  • With the initiation of the disease, spray the crop with fungicides like carbendazim (0.1%) or benomyl (0.1%) or mancozeb (0.25%) or chlorothalonil (0.2%) and repeat at 10 to 14 days interval.

3. Powdery mildew

  • Powdery mildew is an important disease of this crop and under favourable weather condition causes significant yield reductions particularly if the infection takes place at in early stages of plant growth.
  • Symptoms first appear as minute discoloured patches with thin fine meshwork of white mycelium arising at many places on the upper surface of lower leaves (Plate-3).
  • These white patches soon join together to form larger white greyish powdery coating discernible on the severely affected leaves and in later stages the affected leaves turn yellow and finally drop.

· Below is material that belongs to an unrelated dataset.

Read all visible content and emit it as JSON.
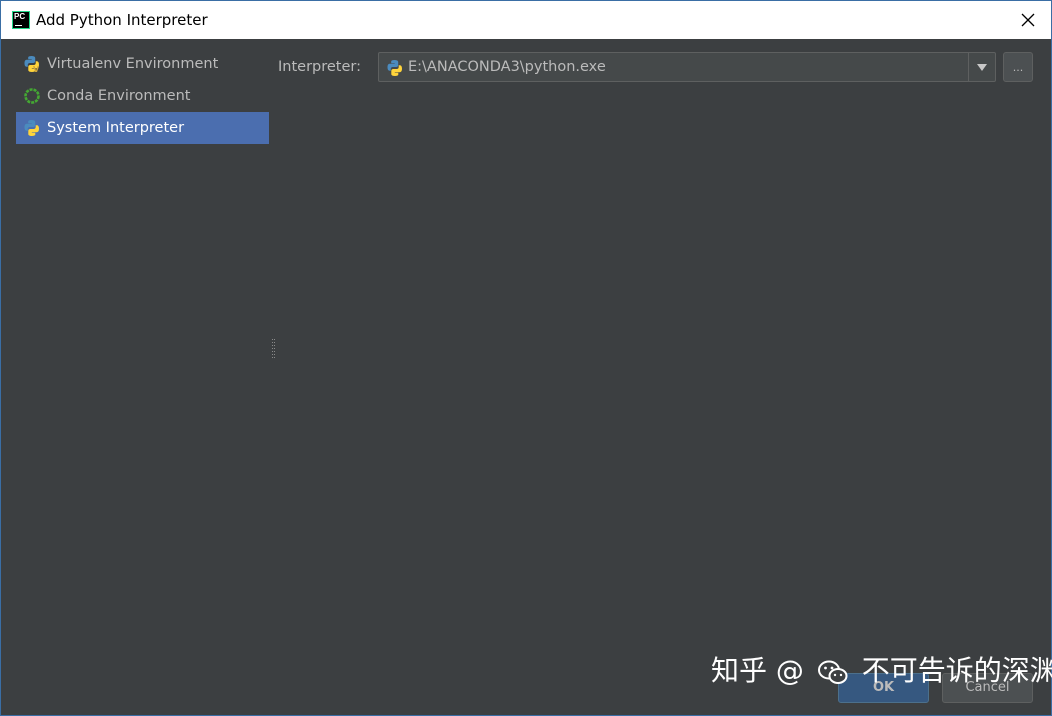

  • The disease is caused by Erysiphe cichoracearum DC.
  • The conidia are single celled, hyaline, barrel-shaped and in long chains.
  • The conidial dimensions vary with the physiologic race and the host.
  • Cleistothecia are globose, dark with hyaline to dark brown and mycelioid appendages.
  • They contain 8 to 18 asci and the asci are pedicellate, ovate to broadly ovate or ellipsoid.
  • The number of ascospores per ascus is usually two, rarely three. The ascospores are one celled and hyaline oval to sub-cylindrical.
Disease cycle and epidemiology:
  • The primary infection of the leaves is caused by wind blown ascospores (wherever cleistothecia are present) or by conidia formed on the earlier sown crop/ indoor cultivation in the neighbouring areas.
  • In the process of infection, conidia germinate and after penetration, colonization of the entire leaf takes place.
  • The conidia formed abundantly on primary infections are blown by wind and air currents and cause secondary infections and the cycle is repeated.
  • The pathogen requires 60-80 per cent relative humidity for the development of the disease and dry conditions for the growth and sporulation of the fungus.
  • With the initiation of the disease spray the crop with fungicides like wettable sulphur
  • (0.25%) or dinocap (0.05%) or carbendazim (0.05%) or hexaconazole (0.05%) or difenoconazole (0.03%) and repeat at 10 to 14 days interval.

Other Important Diseases
  • Root rot by Macrophomina and Rhizoctonia solani

Last modified: Friday, 2 March 2012, 6:20 AM